━━━ DATA SUPPLIED ━━━

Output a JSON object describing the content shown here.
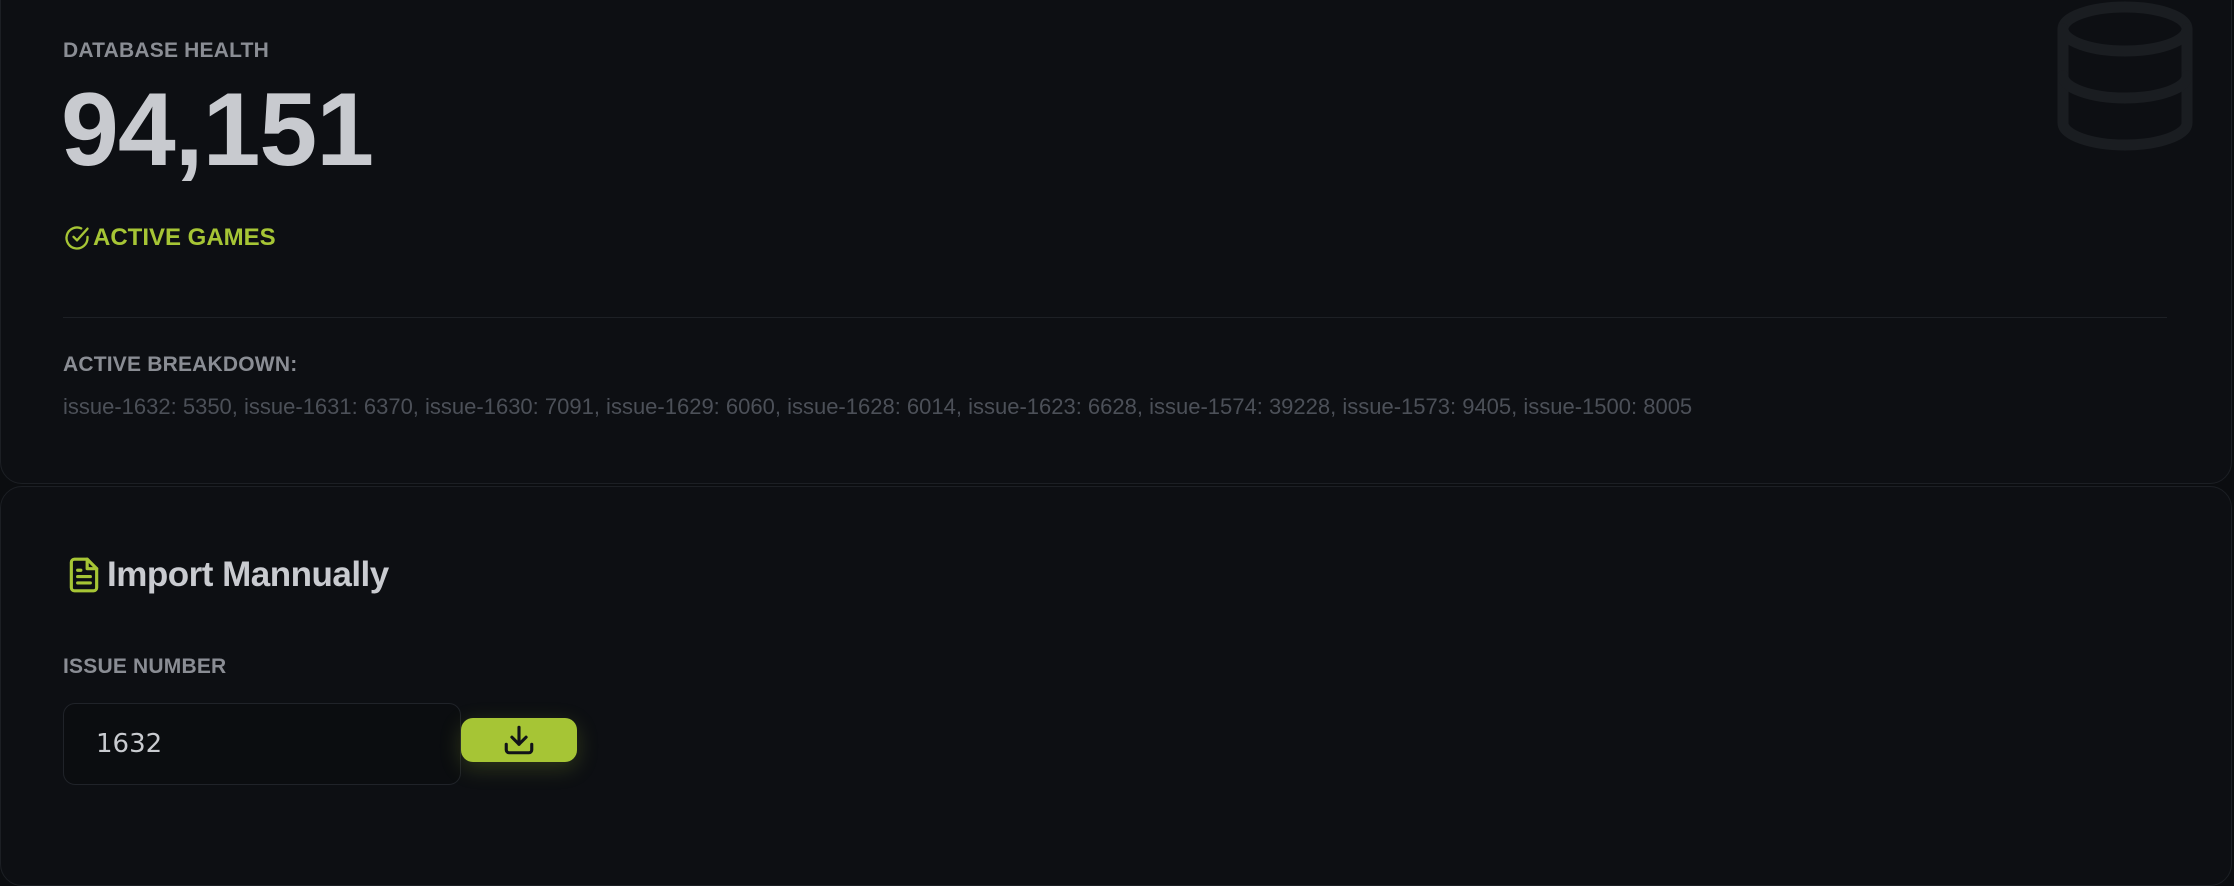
{
  "health": {
    "title": "DATABASE HEALTH",
    "count": "94,151",
    "status_label": "ACTIVE GAMES",
    "breakdown_title": "ACTIVE BREAKDOWN:",
    "breakdown_text": "issue-1632: 5350, issue-1631: 6370, issue-1630: 7091, issue-1629: 6060, issue-1628: 6014, issue-1623: 6628, issue-1574: 39228, issue-1573: 9405, issue-1500: 8005",
    "icon": "database-icon"
  },
  "import": {
    "heading": "Import Mannually",
    "heading_icon": "file-text-icon",
    "issue_label": "ISSUE NUMBER",
    "issue_value": "1632",
    "button_icon": "download-icon"
  },
  "colors": {
    "accent": "#a6c535",
    "background": "#0b0d10",
    "card": "#0d0f13"
  }
}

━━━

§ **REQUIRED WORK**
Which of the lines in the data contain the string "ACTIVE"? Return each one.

§ **EXERCISE RESPONSE**
    "status_label": "ACTIVE GAMES",
    "breakdown_title": "ACTIVE BREAKDOWN:",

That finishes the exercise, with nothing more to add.